The only two solutions to the last equation are
\[\langle \alpha | \beta \rangle = 0 \,,\]
meaning that the states \(| \alpha \rangle\) and \(| \beta \rangle\) are orthogonal to each other, and
\[e^{i \varphi_{\alpha}} | \alpha \rangle = e^{i \varphi_{\beta}} | \beta \rangle \,,\]
meaning that \(| \alpha \rangle\) and \(| \beta \rangle\) represent (up to a global phase) the same physical state of the H-atom. Both solutions contradict the assumption of arbitrariness of \(| \alpha \rangle\) and \(| \beta \rangle\). This contradiction proves that a perfect cloning machine cannot be constructed.

### Proof 2 (using linearity)

Another way to prove the no-cloning theorem is to use the fact that \(U\), as any evolution operator in quantum mechanics, must be liner. To this end, let us suppose that, initially, the first H-atom happened to be in a superposition of the ground and first excited states, say \[| \alpha \rangle = \frac{1}{\sqrt{2}} \Big( | 0 \rangle + | 1 \rangle \Big) \,,\] and let us apply the cloning operator \(U\) in the following two ways.

On the one hand, according to the definition of \(U\), we have \[\begin{align} U | \alpha 0 \rangle &= e^{i \varphi_{\alpha}} | \alpha \alpha \rangle \\ &= e^{i \varphi_{\alpha}} \frac{1}{\sqrt{2}} \Big( | 0 \rangle + | 1 \rangle \Big) \otimes \frac{1}{\sqrt{2}} \Big( | 0 \rangle + | 1 \rangle \Big) \\ &= \frac{e^{i \varphi_{\alpha}}}{2} \Big( | 0 0 \rangle + | 0 1 \rangle + | 1 0 \rangle + | 1 1 \rangle \Big) \,. \end{align}\]

On the other hand, in view of the linearity of \(U\), we have \[\begin{align} U | \alpha 0 \rangle &= U \frac{1}{\sqrt{2}} \Big( | 0 \rangle + | 1 \rangle \Big) \otimes | 0 \rangle \\ &= \frac{1}{\sqrt{2}} U \Big( | 0 0 \rangle + | 1 0 \rangle \Big) \\ &= \frac{1}{\sqrt{2}} \Big( U | 0 0 \rangle + U | 1 0 \rangle \Big) \\ &= \frac{1}{\sqrt{2}} \Big( e^{i \varphi_0} | 0 0 \rangle + e^{i \varphi_1} | 1 1 \rangle \Big) \,. \end{align}\]
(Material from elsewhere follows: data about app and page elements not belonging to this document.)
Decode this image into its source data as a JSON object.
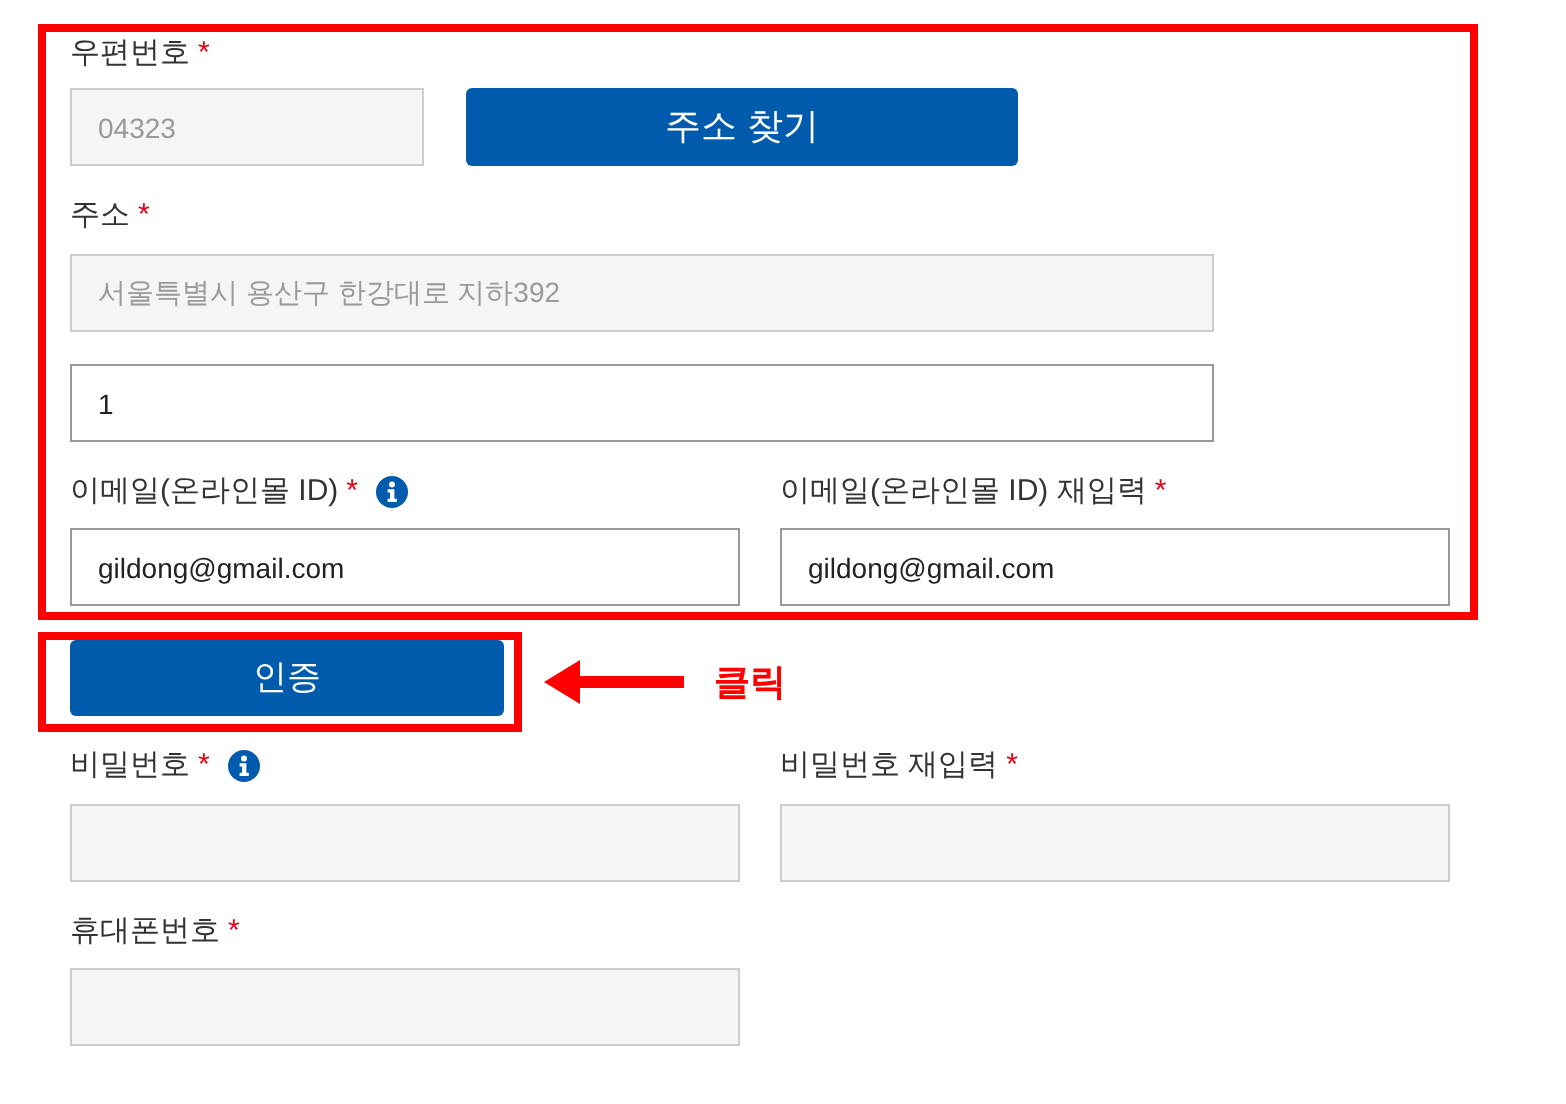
{
  "postcode": {
    "label": "우편번호",
    "required_mark": "*",
    "value": "04323",
    "disabled": true
  },
  "find_address_button": "주소 찾기",
  "address": {
    "label": "주소",
    "required_mark": "*",
    "value": "서울특별시 용산구 한강대로 지하392",
    "disabled": true
  },
  "address_detail": {
    "value": "1",
    "disabled": false
  },
  "email": {
    "label": "이메일(온라인몰 ID)",
    "required_mark": "*",
    "info": true,
    "value": "gildong@gmail.com",
    "disabled": false
  },
  "email_confirm": {
    "label": "이메일(온라인몰 ID) 재입력",
    "required_mark": "*",
    "value": "gildong@gmail.com",
    "disabled": false
  },
  "verify_button": "인증",
  "annotation": "클릭",
  "password": {
    "label": "비밀번호",
    "required_mark": "*",
    "info": true,
    "disabled": true
  },
  "password_confirm": {
    "label": "비밀번호 재입력",
    "required_mark": "*",
    "disabled": true
  },
  "phone": {
    "label": "휴대폰번호",
    "required_mark": "*",
    "disabled": true
  }
}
The two results obtained for \(U | \alpha 0 \rangle\) are incompatible: The first one has the cross terms \(| 0 1 \rangle\) and \(| 1 0 \rangle\), while the second one does not. Thus we have a contradiction and conclude that there can exist no operator \(U\) with the desired cloning properties.